If an entry below contains an image, drop the image and retype the rest exactly.

(Beginning of Working data)

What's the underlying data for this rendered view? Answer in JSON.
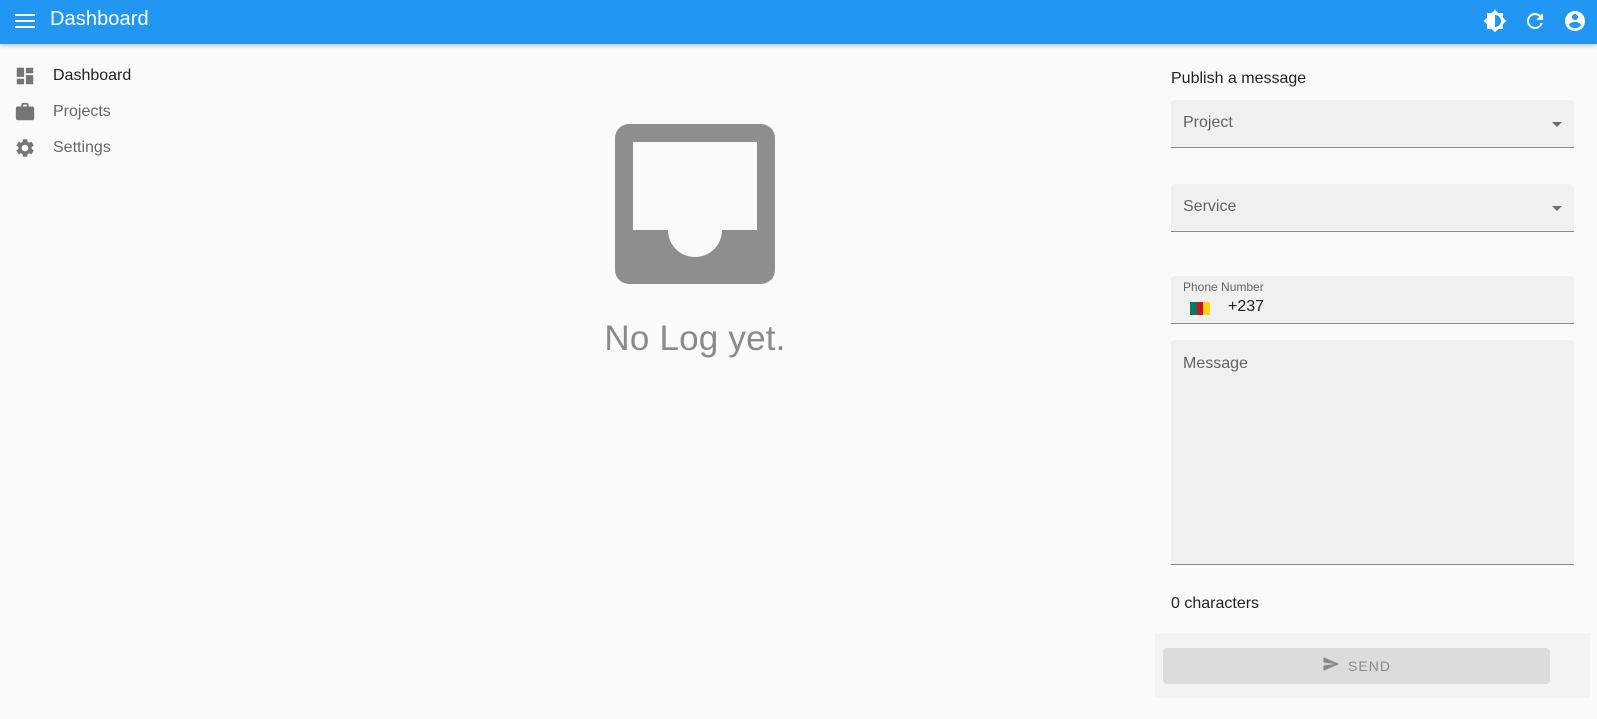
{
  "topbar": {
    "title": "Dashboard",
    "color": "#2196f3",
    "icons": [
      "menu-icon",
      "brightness-icon",
      "refresh-icon",
      "account-circle-icon"
    ]
  },
  "sidebar": {
    "items": [
      {
        "label": "Dashboard",
        "icon": "dashboard-icon",
        "active": true
      },
      {
        "label": "Projects",
        "icon": "briefcase-icon",
        "active": false
      },
      {
        "label": "Settings",
        "icon": "gear-icon",
        "active": false
      }
    ]
  },
  "empty_state": {
    "icon": "inbox-icon",
    "label": "No Log yet."
  },
  "publish": {
    "title": "Publish a message",
    "project_placeholder": "Project",
    "service_placeholder": "Service",
    "phone_label": "Phone Number",
    "phone_value": "+237",
    "phone_flag": "cameroon-flag-icon",
    "message_placeholder": "Message",
    "char_count": "0 characters",
    "send_label": "SEND",
    "send_icon": "send-icon"
  }
}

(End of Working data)

-- Answer box --
What's the underlying data for this rendered view? Answer in JSON.
{
  "topbar": {
    "title": "Dashboard",
    "color": "#2196f3",
    "icons": [
      "menu-icon",
      "brightness-icon",
      "refresh-icon",
      "account-circle-icon"
    ]
  },
  "sidebar": {
    "items": [
      {
        "label": "Dashboard",
        "icon": "dashboard-icon",
        "active": true
      },
      {
        "label": "Projects",
        "icon": "briefcase-icon",
        "active": false
      },
      {
        "label": "Settings",
        "icon": "gear-icon",
        "active": false
      }
    ]
  },
  "empty_state": {
    "icon": "inbox-icon",
    "label": "No Log yet."
  },
  "publish": {
    "title": "Publish a message",
    "project_placeholder": "Project",
    "service_placeholder": "Service",
    "phone_label": "Phone Number",
    "phone_value": "+237",
    "phone_flag": "cameroon-flag-icon",
    "message_placeholder": "Message",
    "char_count": "0 characters",
    "send_label": "SEND",
    "send_icon": "send-icon"
  }
}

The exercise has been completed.